◆ Task data:
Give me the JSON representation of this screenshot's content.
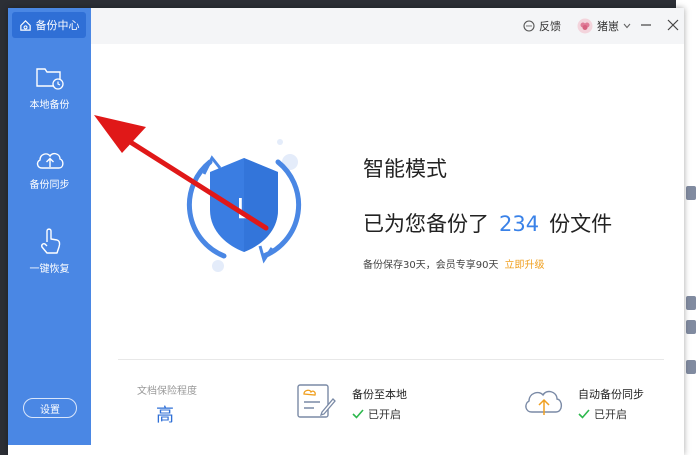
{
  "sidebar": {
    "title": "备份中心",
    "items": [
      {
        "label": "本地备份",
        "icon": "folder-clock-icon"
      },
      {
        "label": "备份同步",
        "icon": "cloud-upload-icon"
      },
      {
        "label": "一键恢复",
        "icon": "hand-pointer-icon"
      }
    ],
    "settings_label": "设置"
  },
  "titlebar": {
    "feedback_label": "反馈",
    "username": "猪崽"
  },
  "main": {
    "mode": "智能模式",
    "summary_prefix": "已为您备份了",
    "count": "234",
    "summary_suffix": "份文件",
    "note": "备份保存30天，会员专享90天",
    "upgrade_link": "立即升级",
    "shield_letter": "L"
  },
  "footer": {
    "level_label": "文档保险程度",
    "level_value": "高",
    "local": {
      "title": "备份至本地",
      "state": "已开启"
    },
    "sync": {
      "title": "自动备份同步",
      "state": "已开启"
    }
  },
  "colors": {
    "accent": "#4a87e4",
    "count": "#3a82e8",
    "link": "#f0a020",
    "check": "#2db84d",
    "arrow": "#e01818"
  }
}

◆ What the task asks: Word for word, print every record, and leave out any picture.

◆ Response:
Give me the JSON representation of this screenshot's content.
{
  "sidebar": {
    "title": "备份中心",
    "items": [
      {
        "label": "本地备份",
        "icon": "folder-clock-icon"
      },
      {
        "label": "备份同步",
        "icon": "cloud-upload-icon"
      },
      {
        "label": "一键恢复",
        "icon": "hand-pointer-icon"
      }
    ],
    "settings_label": "设置"
  },
  "titlebar": {
    "feedback_label": "反馈",
    "username": "猪崽"
  },
  "main": {
    "mode": "智能模式",
    "summary_prefix": "已为您备份了",
    "count": "234",
    "summary_suffix": "份文件",
    "note": "备份保存30天，会员专享90天",
    "upgrade_link": "立即升级",
    "shield_letter": "L"
  },
  "footer": {
    "level_label": "文档保险程度",
    "level_value": "高",
    "local": {
      "title": "备份至本地",
      "state": "已开启"
    },
    "sync": {
      "title": "自动备份同步",
      "state": "已开启"
    }
  },
  "colors": {
    "accent": "#4a87e4",
    "count": "#3a82e8",
    "link": "#f0a020",
    "check": "#2db84d",
    "arrow": "#e01818"
  }
}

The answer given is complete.